Free Helmets Keep Kids Safe

By Kevin Masterman, Toronto Police Service Published: 5 a.m. April 4, 2017

Students received the most important lesson in bike safety and the equipment to put that message into practice.

A girl in a bicycle helmet with a man in TPS uniform crouched down
Kindergartener Rosalia gets advice from Constable Peter De Quintal shows Kindergartener Rosalia how to properly fit her bicycle helmet

Every single student at St. Francis Xavier Catholic Elementary School received a free helmet thanks to the Ontario Trial Lawyers Association Helmets on Kids program and lessons from experts on how to stay safe.

“We need our kids to know they have to wear a helmet,” said Constable Peter De Quintal, who has been partnering with Jewell Radimiss Jorge Personal Injury Lawyers for four years to get free helmets to children. In this case, 525 kids received helmets. “We’re becoming such a cycling-friendly city that we need to get that message across. It’s important for your safety and it’s also the law.”

Bike Helmet Giveaway at St.Francis Xavier Elementary School

The helmet giveaways began in 12 Division where De Quintal had been organizing bicycle safety rodeos and noticed some kids didn’t have their most important piece of safety equipment.

“It’s the most important safety device whether you’re cycling or riding a scooter or anything else,” De Quintal said. “You don’t have to be going fast, it could be just the way you fall or what you fall on.”

De Quintal also demonstrated the proper way to fit a helmet using the Two-V-One rule. (The helmet should sit two finger-widths above your eyebrows.
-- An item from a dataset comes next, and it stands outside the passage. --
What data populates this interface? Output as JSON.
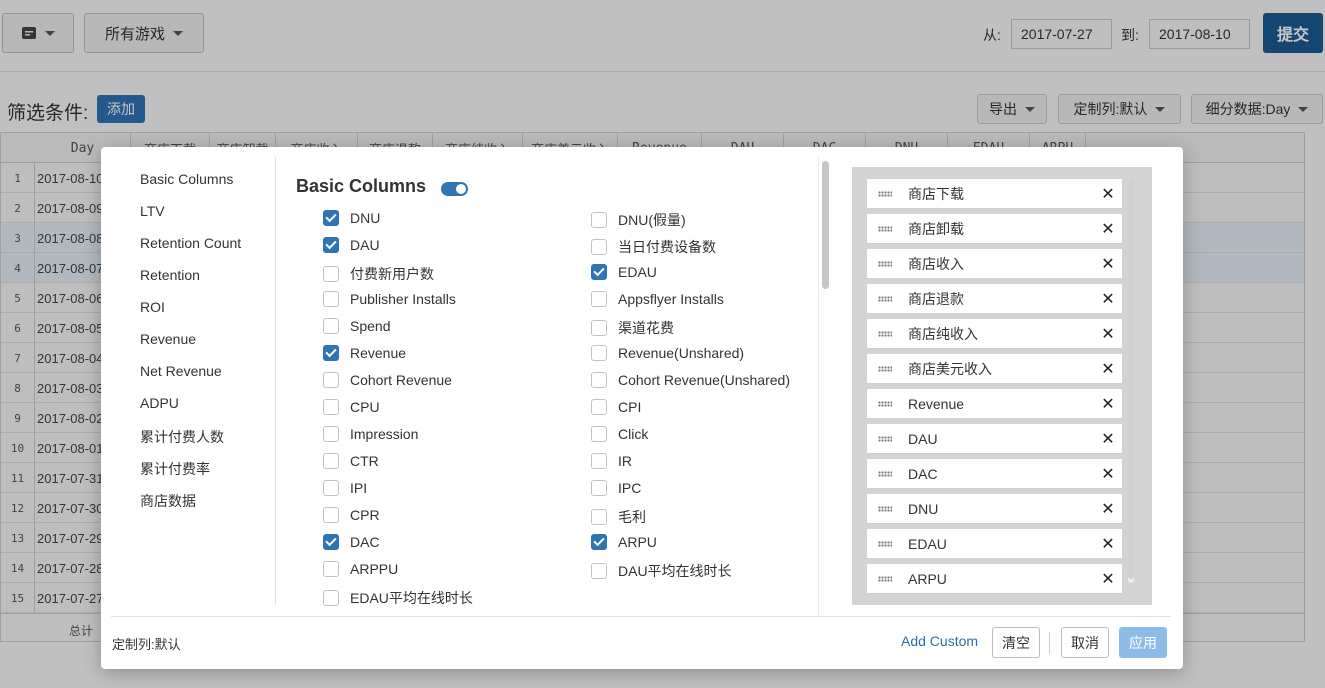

The side straps should form a V below each ear. One finger should fit under chin strap)

A man in TPS uniform wearing a bike helmet in a gym talking to seated children
Constable Peter De Quintal shows students the proper way to wear a helmet using the Two-V-One rule or thumb
A woman in TPS auxiliary uniform with a girl wearing a bike helmet
Auxiliary Officer Desiree Davis made sure this girl had her helmet fit snugly

Lawyer Michelle Jorge reminded students that it’s important to replace the helmet if it is involved in a high-impact collision or damaged in any away. Access Rehab President & CEO Jim Anagnostopoulos told the students the best way to protect their heads from injury and concussion is by wearing helmet.

Superintendent Scott Weidmark reminded parents that they can be charged if their children under 16 are not wearing bike helmets. Anyone under 18 is also required to wear a helmet.

“Everyone wants to protect their children. They are parents’ most precious resource,” he said. “Parents need to remind themselves that any fall from a bicycle can be serious.”

Weidmark, a seasoned cyclist, has been on the wrong end of collisions on bicycles himself.

“I once landed on my head while riding without a helmet resulting in a concussion and a very large bump on my head, but it could have been a lot worse,” said Weidmark. “Years later, when I was wearing a helmet riding very fast down a hill and fell off, I had no injury at all to my head and I landed right on it. I suffered other scrapes and bruises, which healed, but no damage to my head. Wearing a helmet is the right thing to do.

 

Weidmark said both police and Auxiliary officers have a great time connecting with kids to keep them safe.

“It’s great to have kids see officers protecting them in another way,” he said. “It’s a great way to connect to children in our community.”

Visit  toronto.ca/helmets to learn more about helmet safety tips


A woman in TPS auxiliary uniforms holds a helmet on a girl's head
Auxiliary Staff Sergeant Joyce Kwok fits a helmet on a girl
A man in TPS uniform high-fives seated students
Superintendent Scott Weidmark has fun with students waiting for the bicycle helmet giveaway to begin
TPS crest watermark